We now live in a society whose greatest value has become productivity. We get our news from short sound bites from the internet or TV now instead of reading the paper. We rarely read books anymore. We listen to them while we are stuck in traffic, trying to get to work so we can get as much done in as little time as possible. The products we buy are made with the same goal in mind: maximum efficiency. But those who produce the few products that we still make in the U.S., whose ultimate goal is maximum efficiency, seem to have lost their standard of quality. They make it fast, but what happened to the concept of taking your time and doing it right? Some things just cannot be made fast without sacrificing quality.
One of those products is cheese. Mass produced cheeses all seem to have the same “tinny” metallic taste. That is because the manufacturers add chemicals to speed up the maturing process, but the residue from these chemicals creates that metallic aftertaste. The corporate manufacturers even rush the cows to produce more milk by injecting them with hormones and feeding them over processed feeds that are measured and distributed by computers. While these processes are efficient, we all agree that the quality suffers greatly.
Fortunately for cheese lovers, there is still a culture among us that believes in doing almost everything the old fashioned way: The Amish. Cheese making is a skill brought to Ohio by the earliest Swiss and German immigrants, and it still survives in Ohio Amish Country to this day.
Not only do the Amish have traditional knowledge and skill in the trade, there are numerous Amish dairy farmers in the area that provide the best possible milk. The cows are hormone free and they feed on natural grasses native to the valleys of northern Ohio that have never been sprayed with pesticides. The average Amish farm has only ten cows, so they can be more closely monitored. The milk is delivered to the cheese makers in numbered cans that can be traced back to the exact farm, and even the exact cow it came from. This provides a quality control system that prevents any sub-standard milk from entering the supply, but does not affect the distinctive Amish farming methods.
Cheese making is an art and a science, so some modern technology has been added to the final cheese production process to ensure a sanitary and healthful product. But the technology has all been carefully introduced so as not to affect the quality of the cheese. The milk is pasteurized to prevent the introduction of any foreign bacteria. The cheese is now made in stainless steel vats as they are easier to clean and more sanitary than the old copper kettles. The enzymes that are introduced to form the cheese curds are now more carefully measured to ensure the highest quality. No chemical preservatives are added, but the individual pieces of cheese are vacuum packed and refrigerated after the aging process is complete to ensure the cheese stays fresh until it makes its way to your table. All of this ensures an unmatched standard of quality.
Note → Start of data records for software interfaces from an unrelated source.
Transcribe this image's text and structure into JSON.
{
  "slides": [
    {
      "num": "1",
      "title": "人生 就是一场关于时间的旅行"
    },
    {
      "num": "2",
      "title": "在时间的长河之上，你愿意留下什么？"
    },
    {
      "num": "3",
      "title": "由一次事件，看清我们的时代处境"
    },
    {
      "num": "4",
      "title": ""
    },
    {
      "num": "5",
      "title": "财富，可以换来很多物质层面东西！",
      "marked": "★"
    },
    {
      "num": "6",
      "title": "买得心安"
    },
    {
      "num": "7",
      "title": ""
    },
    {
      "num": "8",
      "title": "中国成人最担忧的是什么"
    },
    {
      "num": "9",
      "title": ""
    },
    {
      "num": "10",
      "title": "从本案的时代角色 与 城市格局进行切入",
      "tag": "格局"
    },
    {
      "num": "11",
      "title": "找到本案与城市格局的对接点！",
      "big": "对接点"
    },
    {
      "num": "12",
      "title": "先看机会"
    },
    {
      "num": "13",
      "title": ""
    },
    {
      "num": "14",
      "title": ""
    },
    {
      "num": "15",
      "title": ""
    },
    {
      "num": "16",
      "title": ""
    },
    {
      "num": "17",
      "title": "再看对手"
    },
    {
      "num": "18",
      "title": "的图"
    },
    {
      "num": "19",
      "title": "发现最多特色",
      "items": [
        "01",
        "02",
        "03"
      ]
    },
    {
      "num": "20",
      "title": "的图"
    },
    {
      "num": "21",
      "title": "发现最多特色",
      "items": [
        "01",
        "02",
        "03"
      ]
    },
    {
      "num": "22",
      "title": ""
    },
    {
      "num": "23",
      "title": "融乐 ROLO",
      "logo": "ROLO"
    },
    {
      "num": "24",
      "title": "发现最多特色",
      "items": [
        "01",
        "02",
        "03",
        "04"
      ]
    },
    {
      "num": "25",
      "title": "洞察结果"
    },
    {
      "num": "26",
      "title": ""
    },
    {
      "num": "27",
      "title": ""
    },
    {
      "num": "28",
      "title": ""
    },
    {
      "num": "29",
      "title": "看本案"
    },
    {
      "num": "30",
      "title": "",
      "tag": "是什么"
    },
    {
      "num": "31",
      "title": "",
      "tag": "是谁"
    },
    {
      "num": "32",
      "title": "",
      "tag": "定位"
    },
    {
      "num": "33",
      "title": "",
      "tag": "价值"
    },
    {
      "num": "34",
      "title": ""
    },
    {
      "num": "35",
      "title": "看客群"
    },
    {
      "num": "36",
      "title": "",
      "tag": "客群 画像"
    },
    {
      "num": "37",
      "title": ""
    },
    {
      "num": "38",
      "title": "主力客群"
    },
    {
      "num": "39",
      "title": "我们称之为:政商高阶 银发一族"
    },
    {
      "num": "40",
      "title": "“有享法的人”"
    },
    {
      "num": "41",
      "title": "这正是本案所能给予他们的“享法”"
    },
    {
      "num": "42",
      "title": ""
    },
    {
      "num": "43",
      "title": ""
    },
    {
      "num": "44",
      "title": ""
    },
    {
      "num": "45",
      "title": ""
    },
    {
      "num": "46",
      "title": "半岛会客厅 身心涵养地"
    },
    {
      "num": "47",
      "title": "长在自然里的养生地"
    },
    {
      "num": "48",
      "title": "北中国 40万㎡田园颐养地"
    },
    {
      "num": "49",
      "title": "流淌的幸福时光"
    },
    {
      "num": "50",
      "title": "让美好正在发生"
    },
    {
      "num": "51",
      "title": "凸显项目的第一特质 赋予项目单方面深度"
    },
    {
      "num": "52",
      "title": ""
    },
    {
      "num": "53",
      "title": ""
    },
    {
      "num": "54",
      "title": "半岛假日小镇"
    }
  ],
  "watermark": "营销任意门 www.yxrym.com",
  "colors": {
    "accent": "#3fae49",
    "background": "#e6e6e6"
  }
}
Most Amish made cheeses have a cream content level of up to 33% milk fat, which is high compared to mass-produced cheeses, but that’s what makes them so creamy and full flavored. The cheeses are refrigerated during storage, but are best served at room temperature. There are over 50 flavors of cheese that are made in Ohio’s Amish country. The most notable are Amish Swiss, Sharp Swiss, Baby Swiss, Amish Butter Cheese, Colby, Farmers Cheese, Jack Cheese, Marble (Colby Jack), and Yogurt Cheese. They also produce numerous variations of each including smoked varieties and cheeses infused with peppers, onions, and bacon to name a few. A byproduct of the cheese making process is also butterfat, which is used to make Amish Butter, the best butter most will ever taste.
But the Amish level of patience and dedication does not only apply to dairy products. Their religion discourages them from worldly pursuits, so their ultimate goal in everything they do is perfection rather than profit. Their patience and dedication is evident in their other specialty foods including fruit preserves, pickled vegetables, and the specialty meats that they inspired. Anyone who has ever visited Ohio’s Amish Country has most likely seen the top quality bedding and furniture they have also become famous for.
For the cultural tourist, Ohio’s Amish Country is a must see. The cheese connoisseur need not leave his/her own living room. All of the cheeses and other delicacies mentioned are available over the Internet. But nothing compares to actually visiting and seeing the labor of love firsthand.